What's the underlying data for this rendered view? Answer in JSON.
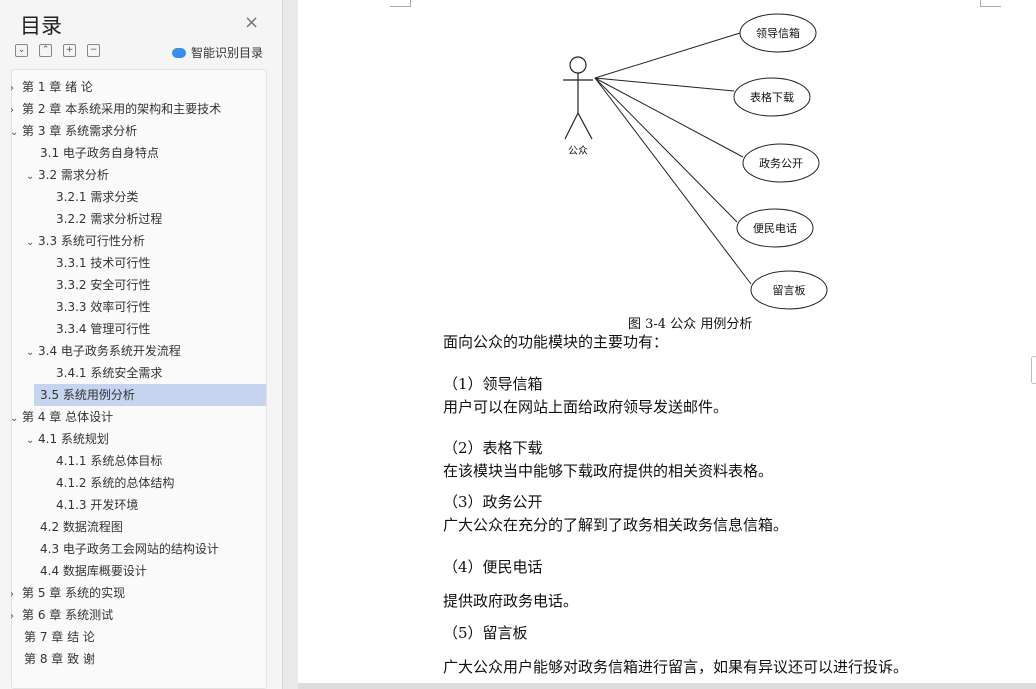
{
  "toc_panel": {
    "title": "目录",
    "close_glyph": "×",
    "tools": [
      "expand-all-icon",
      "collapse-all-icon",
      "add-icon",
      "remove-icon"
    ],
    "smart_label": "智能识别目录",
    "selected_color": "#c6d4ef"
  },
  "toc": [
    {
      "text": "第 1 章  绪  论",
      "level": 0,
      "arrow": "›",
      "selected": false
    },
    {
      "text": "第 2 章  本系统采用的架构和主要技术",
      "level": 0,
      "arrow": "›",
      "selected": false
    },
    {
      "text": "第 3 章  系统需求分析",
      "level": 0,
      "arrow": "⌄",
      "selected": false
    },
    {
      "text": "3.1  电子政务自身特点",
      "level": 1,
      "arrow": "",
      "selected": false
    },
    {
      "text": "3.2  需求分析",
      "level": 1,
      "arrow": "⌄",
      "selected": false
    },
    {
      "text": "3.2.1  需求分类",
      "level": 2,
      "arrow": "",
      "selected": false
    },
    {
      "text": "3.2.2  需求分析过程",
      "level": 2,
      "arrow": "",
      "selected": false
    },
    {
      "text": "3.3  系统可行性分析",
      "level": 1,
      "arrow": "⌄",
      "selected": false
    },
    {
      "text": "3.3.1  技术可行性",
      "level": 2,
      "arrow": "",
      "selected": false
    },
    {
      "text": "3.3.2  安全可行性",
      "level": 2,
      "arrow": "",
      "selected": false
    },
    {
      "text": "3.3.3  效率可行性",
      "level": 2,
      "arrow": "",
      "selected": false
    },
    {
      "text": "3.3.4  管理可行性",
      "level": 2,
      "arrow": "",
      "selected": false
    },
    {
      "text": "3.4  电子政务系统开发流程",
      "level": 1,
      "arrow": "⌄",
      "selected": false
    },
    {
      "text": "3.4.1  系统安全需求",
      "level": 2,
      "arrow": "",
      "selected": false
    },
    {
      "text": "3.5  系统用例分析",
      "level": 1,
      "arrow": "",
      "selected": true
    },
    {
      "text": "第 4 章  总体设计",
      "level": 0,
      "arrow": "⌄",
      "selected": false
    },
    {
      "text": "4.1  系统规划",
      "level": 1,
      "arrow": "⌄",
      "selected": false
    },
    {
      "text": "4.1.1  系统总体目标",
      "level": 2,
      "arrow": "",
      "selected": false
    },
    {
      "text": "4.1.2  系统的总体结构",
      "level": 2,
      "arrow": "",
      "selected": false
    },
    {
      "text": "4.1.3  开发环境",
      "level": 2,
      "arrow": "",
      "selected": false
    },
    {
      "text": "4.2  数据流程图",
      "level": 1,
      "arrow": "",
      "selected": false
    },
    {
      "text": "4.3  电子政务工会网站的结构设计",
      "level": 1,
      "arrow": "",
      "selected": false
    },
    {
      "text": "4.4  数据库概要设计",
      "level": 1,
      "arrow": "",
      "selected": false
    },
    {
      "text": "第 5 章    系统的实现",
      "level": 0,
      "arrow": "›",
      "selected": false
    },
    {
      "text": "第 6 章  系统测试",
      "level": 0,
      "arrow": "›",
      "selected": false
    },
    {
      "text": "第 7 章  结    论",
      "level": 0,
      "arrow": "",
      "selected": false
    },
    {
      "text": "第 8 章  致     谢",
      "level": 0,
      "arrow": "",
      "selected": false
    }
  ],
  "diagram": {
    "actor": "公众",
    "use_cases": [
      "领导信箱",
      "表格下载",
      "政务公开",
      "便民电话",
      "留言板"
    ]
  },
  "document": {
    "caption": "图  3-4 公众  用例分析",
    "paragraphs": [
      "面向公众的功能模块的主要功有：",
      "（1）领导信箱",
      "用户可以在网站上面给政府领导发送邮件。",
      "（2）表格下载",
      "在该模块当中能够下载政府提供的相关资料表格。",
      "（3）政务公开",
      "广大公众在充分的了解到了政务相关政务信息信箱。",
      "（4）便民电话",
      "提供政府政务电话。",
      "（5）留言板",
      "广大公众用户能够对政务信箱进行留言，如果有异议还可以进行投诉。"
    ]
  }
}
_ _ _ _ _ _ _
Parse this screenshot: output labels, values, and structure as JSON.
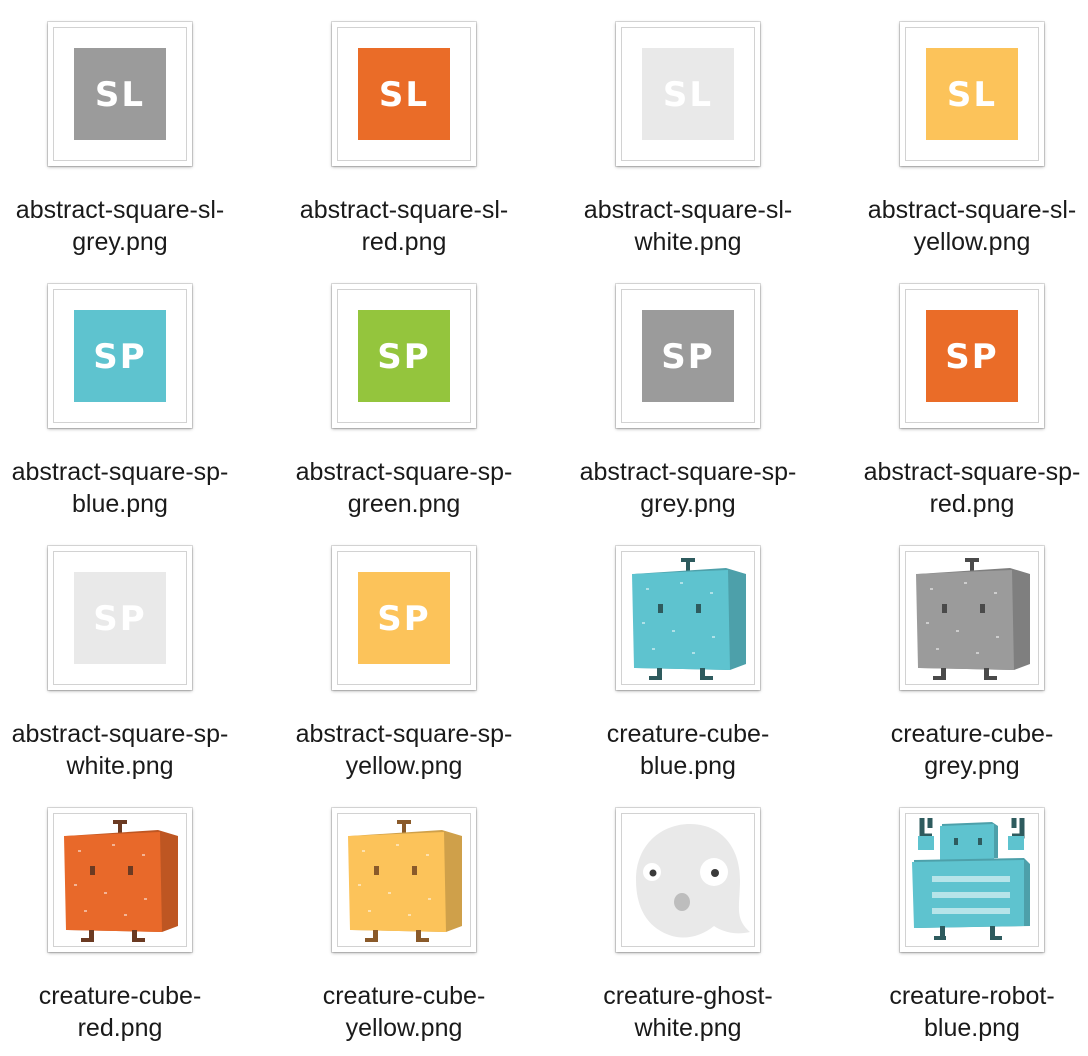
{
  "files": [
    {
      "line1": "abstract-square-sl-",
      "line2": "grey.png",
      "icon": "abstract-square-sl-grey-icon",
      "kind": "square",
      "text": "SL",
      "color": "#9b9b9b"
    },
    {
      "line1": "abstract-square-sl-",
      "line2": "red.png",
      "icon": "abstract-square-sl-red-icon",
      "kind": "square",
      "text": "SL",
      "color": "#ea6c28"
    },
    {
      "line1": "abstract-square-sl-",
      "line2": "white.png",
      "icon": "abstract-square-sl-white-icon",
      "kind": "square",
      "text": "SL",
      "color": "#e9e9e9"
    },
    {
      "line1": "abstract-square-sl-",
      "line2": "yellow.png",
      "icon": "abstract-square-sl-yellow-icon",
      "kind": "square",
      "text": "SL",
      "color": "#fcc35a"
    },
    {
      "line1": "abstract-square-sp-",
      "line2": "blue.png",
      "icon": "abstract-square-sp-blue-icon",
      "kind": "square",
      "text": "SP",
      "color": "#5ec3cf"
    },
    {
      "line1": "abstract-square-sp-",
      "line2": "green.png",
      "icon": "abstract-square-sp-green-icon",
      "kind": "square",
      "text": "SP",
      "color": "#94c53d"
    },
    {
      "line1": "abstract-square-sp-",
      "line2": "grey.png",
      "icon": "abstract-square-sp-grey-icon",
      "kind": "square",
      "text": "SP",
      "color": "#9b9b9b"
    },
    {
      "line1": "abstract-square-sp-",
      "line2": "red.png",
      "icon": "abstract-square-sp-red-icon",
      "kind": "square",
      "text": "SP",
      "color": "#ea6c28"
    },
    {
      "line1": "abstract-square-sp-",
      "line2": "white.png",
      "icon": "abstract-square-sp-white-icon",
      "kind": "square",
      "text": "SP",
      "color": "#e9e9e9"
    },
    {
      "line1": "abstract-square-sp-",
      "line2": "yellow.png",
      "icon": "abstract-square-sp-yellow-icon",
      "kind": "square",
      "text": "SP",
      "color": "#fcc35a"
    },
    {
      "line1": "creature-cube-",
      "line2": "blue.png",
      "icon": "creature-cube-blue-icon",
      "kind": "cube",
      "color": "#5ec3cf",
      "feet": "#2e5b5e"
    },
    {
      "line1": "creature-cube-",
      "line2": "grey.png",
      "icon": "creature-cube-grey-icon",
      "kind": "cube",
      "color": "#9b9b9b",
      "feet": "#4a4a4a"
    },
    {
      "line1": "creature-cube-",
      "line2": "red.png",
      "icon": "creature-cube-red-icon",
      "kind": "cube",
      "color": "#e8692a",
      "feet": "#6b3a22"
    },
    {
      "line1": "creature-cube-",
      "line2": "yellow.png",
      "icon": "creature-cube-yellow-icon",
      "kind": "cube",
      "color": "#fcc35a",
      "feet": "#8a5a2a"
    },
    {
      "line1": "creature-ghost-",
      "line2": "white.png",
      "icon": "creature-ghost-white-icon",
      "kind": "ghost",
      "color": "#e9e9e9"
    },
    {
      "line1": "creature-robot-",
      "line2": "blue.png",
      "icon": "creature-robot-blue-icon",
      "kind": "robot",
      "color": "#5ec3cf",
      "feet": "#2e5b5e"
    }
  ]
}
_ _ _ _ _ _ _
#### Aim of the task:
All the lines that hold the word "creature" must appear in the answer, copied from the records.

#### Result:
      "line1": "creature-cube-",
      "icon": "creature-cube-blue-icon",
      "line1": "creature-cube-",
      "icon": "creature-cube-grey-icon",
      "line1": "creature-cube-",
      "icon": "creature-cube-red-icon",
      "line1": "creature-cube-",
      "icon": "creature-cube-yellow-icon",
      "line1": "creature-ghost-",
      "icon": "creature-ghost-white-icon",
      "line1": "creature-robot-",
      "icon": "creature-robot-blue-icon",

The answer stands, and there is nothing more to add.